Last summer, researchers discovered that corals somehow resist sunburns despite their shallow water residences in sun-heavy regions. Their secret? Well, corals and the algae they host produce compounds that protect them from damaging ultraviolet (UV) rays that are responsible for sunburns. This research comes from King’s College London in collaboration with the Australian Institute for Marine Science and the University of Maine.

VIDEO: In this video Dr. Paul Long of the King’s College Institute of Pharmaceutical Science explains why this discovery about coral and algae is important.

The findings are currently in preliminary stages, with such a sun pill at least four years from production. Due to coral’s endangered status, researchers cannot harvest it, so they will instead have to recreate the special compound in their labs before testing it for use on humans. Researchers aim to develop a pill that would protect both skin and eyes, minimizing or perhaps even eliminating the need for sunglasses and creams for protection purposes.

So how would something like this work?

The pill would have to release compounds that would enter the blood stream and provide skin protection benefits to the whole body. This would likely require some planning ahead—no throwing them in your beach bag on the way out the door. Also, sunscreen pills may be prescription only. With overuse potentially causing such problems as Vitamin D deficiency or bone weakness, the use of these pills will need to be regulated. We don’t know yet which people will be the best candidates for these pills but that will probably become more clear as they get closer to production.

I don’t know about you but I welcome the opportunity to spend a day at the pool without sticky sprays. But pills? It’s going to be a hard sell but if they really work and don’t need reapplying after a swim, I might just get on board.
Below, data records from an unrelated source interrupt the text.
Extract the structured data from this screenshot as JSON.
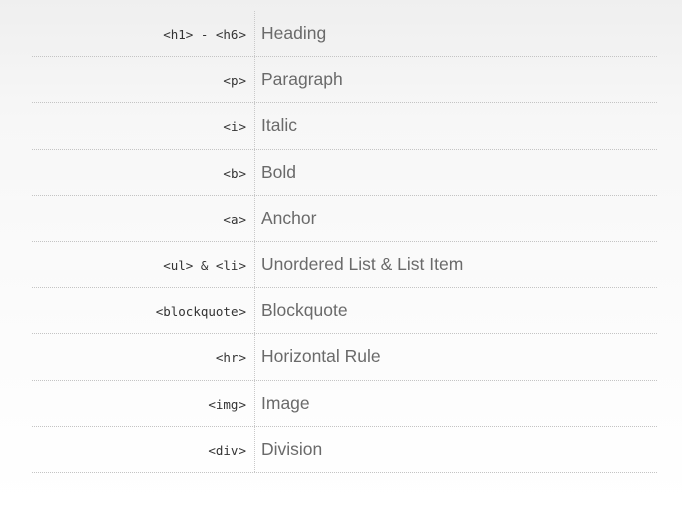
{
  "rows": [
    {
      "tag": "<h1> - <h6>",
      "description": "Heading"
    },
    {
      "tag": "<p>",
      "description": "Paragraph"
    },
    {
      "tag": "<i>",
      "description": "Italic"
    },
    {
      "tag": "<b>",
      "description": "Bold"
    },
    {
      "tag": "<a>",
      "description": "Anchor"
    },
    {
      "tag": "<ul> & <li>",
      "description": "Unordered List & List Item"
    },
    {
      "tag": "<blockquote>",
      "description": "Blockquote"
    },
    {
      "tag": "<hr>",
      "description": "Horizontal Rule"
    },
    {
      "tag": "<img>",
      "description": "Image"
    },
    {
      "tag": "<div>",
      "description": "Division"
    }
  ]
}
Editor’s Note: Until the sun pill is available, you’ll want to depend on a product with great reviews. Coppertone Oil Free Sunscreen Lotion SPF 30 is the top-ranked sunscreen on the Viewpoints site (90/100 points).

Editor’s note: If you have professional experience with skin care, Viewpoints is recruiting experts in priority product categories to write for our blog. Check out this overview of the Viewpoints Category Expert Program, including qualifications, compensation and how to apply.

Want more information on choosing the best sunscreen? Visit the Sunscreen homepage

Amina Elahi (51 Posts)

Amina Elahi writes about innovations in coffee makers for Viewpoints, drawing upon her interest and passion for coffee, tea and food. Amina also recommends good books and the recipes they inspire on her food blog,